That was a long time ago, but I thought about that class and that teacher this week when I read the gospel and heard Jesus telling his followers that when distressing things happen in the world to: “stand up and raise your heads, because your redemption is drawing near.” Jesus says to them: “Be on guard that your hearts are not weighed down with dissipation and drunkenness and the worries of this life and that day catch you unexpectedly like a trap…be alert at all times, praying that you may have the strength to escape all these things that will take place, and to stand before the Son of Man.”

 

We have come to the First Sunday in Advent. Advent, is about the coming of Christ. Yes, in a few weeks we will remember God being born into the world in the person of Jesus of Nazareth, and we do prepare for that. We need to prepare for that; but Advent is first and foremost about reminding us of the need to prepare for Jesus coming into our lives here and now.
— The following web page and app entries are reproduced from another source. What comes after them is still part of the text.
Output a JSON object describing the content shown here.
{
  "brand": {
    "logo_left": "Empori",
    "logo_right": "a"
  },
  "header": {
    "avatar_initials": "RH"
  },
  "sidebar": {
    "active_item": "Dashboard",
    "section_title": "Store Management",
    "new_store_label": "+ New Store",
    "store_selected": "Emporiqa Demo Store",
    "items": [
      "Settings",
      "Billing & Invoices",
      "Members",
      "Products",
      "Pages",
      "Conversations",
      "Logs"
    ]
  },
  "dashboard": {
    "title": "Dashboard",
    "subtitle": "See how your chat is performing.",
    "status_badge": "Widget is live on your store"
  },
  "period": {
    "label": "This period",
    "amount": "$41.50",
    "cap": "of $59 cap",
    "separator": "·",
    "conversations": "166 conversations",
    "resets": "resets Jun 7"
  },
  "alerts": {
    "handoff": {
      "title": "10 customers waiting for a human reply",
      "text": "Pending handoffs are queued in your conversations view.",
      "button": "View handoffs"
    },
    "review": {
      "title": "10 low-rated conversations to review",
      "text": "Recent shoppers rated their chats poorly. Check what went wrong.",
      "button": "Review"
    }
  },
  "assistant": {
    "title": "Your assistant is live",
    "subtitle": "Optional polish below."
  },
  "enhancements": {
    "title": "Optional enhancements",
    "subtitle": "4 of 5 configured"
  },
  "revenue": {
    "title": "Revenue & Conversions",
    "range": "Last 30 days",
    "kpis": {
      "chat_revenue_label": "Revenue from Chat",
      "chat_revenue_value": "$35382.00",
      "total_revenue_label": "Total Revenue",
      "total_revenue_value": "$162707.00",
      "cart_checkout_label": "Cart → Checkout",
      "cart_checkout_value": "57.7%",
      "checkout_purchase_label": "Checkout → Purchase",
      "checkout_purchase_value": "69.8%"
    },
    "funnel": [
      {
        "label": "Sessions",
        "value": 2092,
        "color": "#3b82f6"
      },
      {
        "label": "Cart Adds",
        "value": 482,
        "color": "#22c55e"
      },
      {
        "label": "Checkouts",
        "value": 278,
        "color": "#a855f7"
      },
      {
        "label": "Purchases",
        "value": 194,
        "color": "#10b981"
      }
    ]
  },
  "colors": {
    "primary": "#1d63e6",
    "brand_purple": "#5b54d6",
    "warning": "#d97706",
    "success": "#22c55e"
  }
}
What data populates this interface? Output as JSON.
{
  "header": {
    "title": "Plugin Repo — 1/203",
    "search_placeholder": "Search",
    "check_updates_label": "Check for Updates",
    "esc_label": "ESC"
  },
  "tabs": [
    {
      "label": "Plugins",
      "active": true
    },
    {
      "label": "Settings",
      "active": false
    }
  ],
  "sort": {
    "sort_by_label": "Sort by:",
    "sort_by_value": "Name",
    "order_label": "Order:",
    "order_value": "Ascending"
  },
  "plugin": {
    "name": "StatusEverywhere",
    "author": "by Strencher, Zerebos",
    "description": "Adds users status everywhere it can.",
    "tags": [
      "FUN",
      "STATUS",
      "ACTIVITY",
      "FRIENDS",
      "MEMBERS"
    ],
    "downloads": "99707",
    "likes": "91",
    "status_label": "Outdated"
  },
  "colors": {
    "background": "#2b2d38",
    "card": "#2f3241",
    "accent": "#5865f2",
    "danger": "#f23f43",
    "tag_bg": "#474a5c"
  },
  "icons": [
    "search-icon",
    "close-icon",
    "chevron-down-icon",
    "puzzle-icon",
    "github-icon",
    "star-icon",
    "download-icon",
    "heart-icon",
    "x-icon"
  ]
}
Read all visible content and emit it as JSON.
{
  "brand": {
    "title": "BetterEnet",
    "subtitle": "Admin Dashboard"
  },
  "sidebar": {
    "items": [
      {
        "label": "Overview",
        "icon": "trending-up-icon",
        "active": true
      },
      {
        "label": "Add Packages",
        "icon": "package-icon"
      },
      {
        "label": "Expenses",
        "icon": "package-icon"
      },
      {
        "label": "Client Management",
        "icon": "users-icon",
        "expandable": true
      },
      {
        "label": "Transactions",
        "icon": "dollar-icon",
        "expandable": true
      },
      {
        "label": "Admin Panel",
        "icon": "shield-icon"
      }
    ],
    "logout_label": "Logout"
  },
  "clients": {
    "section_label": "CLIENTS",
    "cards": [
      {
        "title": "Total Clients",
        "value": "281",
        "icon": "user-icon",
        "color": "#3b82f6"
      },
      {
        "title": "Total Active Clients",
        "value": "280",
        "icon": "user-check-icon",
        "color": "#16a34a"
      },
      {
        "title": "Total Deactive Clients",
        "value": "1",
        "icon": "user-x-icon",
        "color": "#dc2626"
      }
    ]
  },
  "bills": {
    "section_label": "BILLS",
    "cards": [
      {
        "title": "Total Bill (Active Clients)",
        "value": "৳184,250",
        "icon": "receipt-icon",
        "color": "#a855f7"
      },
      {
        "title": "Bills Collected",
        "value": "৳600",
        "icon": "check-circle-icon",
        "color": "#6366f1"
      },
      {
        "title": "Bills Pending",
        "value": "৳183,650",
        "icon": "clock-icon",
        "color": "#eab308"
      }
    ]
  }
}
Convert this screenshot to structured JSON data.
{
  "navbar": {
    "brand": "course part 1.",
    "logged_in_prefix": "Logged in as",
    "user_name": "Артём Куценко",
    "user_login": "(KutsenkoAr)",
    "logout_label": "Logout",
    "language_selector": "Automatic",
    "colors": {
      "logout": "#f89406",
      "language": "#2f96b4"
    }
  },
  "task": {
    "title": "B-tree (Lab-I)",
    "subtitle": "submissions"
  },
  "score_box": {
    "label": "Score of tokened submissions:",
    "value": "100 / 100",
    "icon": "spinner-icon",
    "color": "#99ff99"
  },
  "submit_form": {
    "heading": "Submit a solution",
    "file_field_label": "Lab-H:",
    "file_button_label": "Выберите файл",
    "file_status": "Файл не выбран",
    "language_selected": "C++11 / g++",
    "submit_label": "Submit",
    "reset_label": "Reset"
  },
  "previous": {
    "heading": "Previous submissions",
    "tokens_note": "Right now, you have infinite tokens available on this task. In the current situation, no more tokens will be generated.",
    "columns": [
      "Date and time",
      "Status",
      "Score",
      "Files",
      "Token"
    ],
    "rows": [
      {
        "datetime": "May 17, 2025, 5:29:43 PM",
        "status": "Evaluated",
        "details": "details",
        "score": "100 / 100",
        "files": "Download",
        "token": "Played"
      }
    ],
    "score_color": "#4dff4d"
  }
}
Today, tomorrow, next week, next year, or maybe even before I finish this sermon. Advent is a reminder that Christ has promised to be our future as well as our past. He is our end as well as our beginning. We remember at all times his promise to return; we say every week that we believe that “he shall come again, with glory to judge both the quick and the dead; whose kingdom shall have no end.” But in Advent we are called to take special notice. In Advent we are called to look for his approach, and maybe think about how he will find us when he does come. In Advent we are called to stop, stand and listen to the one who is coming into the room.

 

There is the old joke: Jesus is coming! Look Busy!

 

As if busyness is what Jesus is going to be looking for when he returns. As if Jesus is going to be impressed by my slavish devotion to mundane tasks when he comes in glory to create a new heaven and a new earth. Keeping our heads down, staying on task, getting stuff done, making our lists, checking them twice, that might make us feel important and productive (and the Lord knows I love to feel productive, but then again, so does the devil). But when our redemption comes, Jesus didn’t say that he would show up in our email inbox, or on our shopping lists, or on our laptops. As a matter of fact, all of that stuff can just distract us, we can be so consumed and weighed down by it, that when Jesus does come into our lives, we don’t even notice. We don’t even look up from our work.

 

Jesus tells us that if we want to see him when he comes, we need to stand up and raise our heads.

 

Thinking back to my 5thgrade class, I always knew that nothing I was working on was so important, that I couldn’t at any moment be asked to stop what I was doing, stand and raise my head. Finishing your homework is important, but one thing Mr. Boggs taught me, is that it is never as important as showing respect to the one who is coming into the room. Perhaps it’s not a bad way to live your life.